English language hits 1 billion words: “A massive language research database responsible for bringing words such as ‘podcast’ and ‘celebutante’ to the pages of the Oxford dictionaries has officially hit a total of 1 billion words, researchers said Wednesday.” (Fresno Bee)
“There’s something to be said for working smarter, and not harder, and humans have been looking for—and finding—loopholes to enable it for centuries. A look at some of our most celebrated loophole practitioners, and their tales.” (The Morning News thanks to walker)
In ‘Memetics and the Modular Mind’ (Henson 1987) I wrote about memetics as a path to social prediction, but while memetics provided an epidemic model for the spread of memes (that is, elements of culture), it didn’t develop as a science of social prediction. In retrospect, the focus was too narrow.

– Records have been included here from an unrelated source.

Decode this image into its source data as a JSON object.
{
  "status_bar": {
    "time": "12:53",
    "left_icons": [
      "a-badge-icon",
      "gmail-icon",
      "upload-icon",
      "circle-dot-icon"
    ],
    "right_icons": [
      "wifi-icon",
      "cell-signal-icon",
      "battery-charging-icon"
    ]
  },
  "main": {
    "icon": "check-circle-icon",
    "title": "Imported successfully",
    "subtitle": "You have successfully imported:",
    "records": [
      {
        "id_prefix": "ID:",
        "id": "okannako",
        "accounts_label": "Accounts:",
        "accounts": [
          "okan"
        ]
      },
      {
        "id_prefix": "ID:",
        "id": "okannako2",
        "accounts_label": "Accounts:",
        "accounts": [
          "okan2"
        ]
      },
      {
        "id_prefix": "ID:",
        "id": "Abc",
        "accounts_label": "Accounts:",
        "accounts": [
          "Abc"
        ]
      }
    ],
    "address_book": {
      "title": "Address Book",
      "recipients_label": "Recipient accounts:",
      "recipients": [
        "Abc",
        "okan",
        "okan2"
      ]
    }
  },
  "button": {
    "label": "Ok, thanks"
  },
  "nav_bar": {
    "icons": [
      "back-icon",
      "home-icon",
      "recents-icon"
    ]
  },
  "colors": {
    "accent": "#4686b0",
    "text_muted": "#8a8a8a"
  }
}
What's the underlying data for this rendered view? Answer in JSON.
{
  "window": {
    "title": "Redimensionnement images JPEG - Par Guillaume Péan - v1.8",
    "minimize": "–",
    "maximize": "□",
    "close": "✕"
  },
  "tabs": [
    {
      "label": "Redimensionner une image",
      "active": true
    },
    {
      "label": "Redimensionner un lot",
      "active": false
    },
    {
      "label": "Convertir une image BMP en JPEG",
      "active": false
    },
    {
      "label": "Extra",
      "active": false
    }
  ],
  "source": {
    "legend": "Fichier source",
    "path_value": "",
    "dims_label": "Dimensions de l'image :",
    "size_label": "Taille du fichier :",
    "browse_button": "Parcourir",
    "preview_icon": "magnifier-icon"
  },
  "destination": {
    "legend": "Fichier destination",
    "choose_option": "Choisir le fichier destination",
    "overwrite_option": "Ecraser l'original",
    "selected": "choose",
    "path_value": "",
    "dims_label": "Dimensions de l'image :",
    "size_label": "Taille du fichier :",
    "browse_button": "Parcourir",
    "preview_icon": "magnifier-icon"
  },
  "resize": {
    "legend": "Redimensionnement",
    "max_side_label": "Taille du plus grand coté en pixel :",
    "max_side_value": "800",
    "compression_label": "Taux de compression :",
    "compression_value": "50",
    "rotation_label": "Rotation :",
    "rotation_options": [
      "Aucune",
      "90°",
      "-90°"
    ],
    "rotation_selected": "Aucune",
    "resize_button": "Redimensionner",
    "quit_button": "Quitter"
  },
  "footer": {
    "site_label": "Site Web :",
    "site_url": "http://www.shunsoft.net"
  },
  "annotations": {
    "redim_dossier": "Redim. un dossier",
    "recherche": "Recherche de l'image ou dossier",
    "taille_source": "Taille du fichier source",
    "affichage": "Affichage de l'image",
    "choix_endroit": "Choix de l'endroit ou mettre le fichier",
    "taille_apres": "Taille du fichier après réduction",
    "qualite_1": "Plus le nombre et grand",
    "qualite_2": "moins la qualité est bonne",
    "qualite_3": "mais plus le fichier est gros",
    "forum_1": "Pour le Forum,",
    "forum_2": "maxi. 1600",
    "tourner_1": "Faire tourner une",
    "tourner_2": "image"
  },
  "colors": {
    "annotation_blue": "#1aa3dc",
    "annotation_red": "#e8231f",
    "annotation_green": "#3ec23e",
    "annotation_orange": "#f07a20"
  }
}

The scope had to be widened to include the evolved psychology of a meme’s host in order to predict–given particular environmental circumstances–which memes would flourish and which would die out.
The present article proposes an evolutionary psychology based model of social prediction, particularly for wars and related social disruption such as riots and suicide bombers.” (kuro5hin)
Avian flu spread follows finances: “Thanks to the website www.wheresgeorge.com — which traces the travels of money around the country and around the world — University of California, Santa Barbara researcher Lars Hufnagel has developed a model of how infectious diseases spread locally, from person to person, as well as from city to city.” (Discover)
I have long been aware of ‘Where’s George?’, linked to it here a long time ago, considered it a fun novelty, and actually entered several bills into its database to track. Imagine my surprise to see it put to this innovative use.
However, one measure—the Implicit Association Test, or IAT—has proved especially popular.” (Science News)
But a polarizing debate rages around the meaning and the validity of IAT findings.